There’s a sense of Stranger Things camaraderie among Billy and his foster siblings, who are actually fun to spend time with, and the film’s message of found family is a sweet one. Still, its overblown finale overstays its welcome, teeing up the team as mainstays in the inevitable sequel.

 Watch the trailer for Shazam! – video

Since you’re here…

… we have a small favour to ask. More people are reading and supporting our independent, investigative reporting than ever before. And unlike many news organisations, we have chosen an approach that allows us to keep our journalism accessible to all, regardless of where they live or what they can afford.

The Guardian is editorially independent, meaning we set our own agenda. Our journalism is free from commercial bias and not influenced by billionaire owners, politicians or shareholders. No one edits our editor. No one steers our opinion. This is important as it enables us to give a voice to those less heard, challenge the powerful and hold them to account. It’s what makes us different to so many others in the media, at a time when factual, honest reporting is critical.

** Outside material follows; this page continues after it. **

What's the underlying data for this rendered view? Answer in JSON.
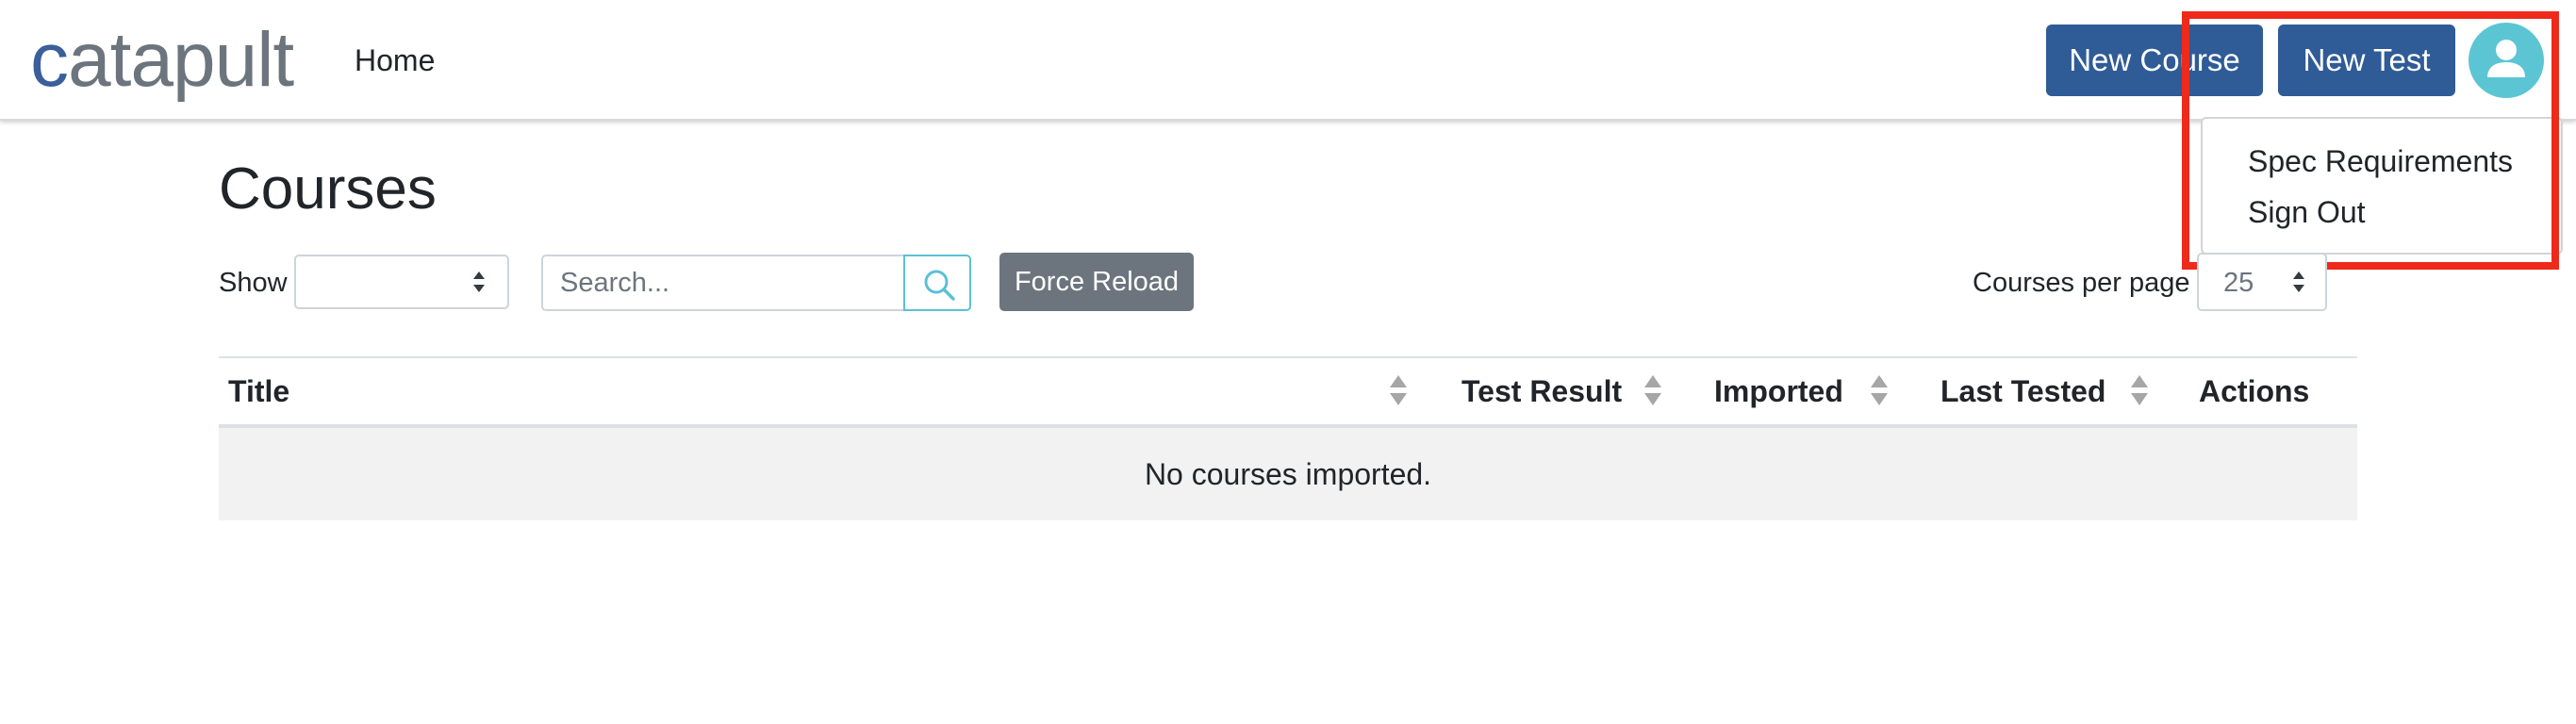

Every contribution we receive from readers like you, big or small, goes directly into funding our journalism. This support enables us to keep working as we do – but we must maintain and build on it for every year to come. Support The Guardian from as little as $1 – and it only takes a minute. Thank you.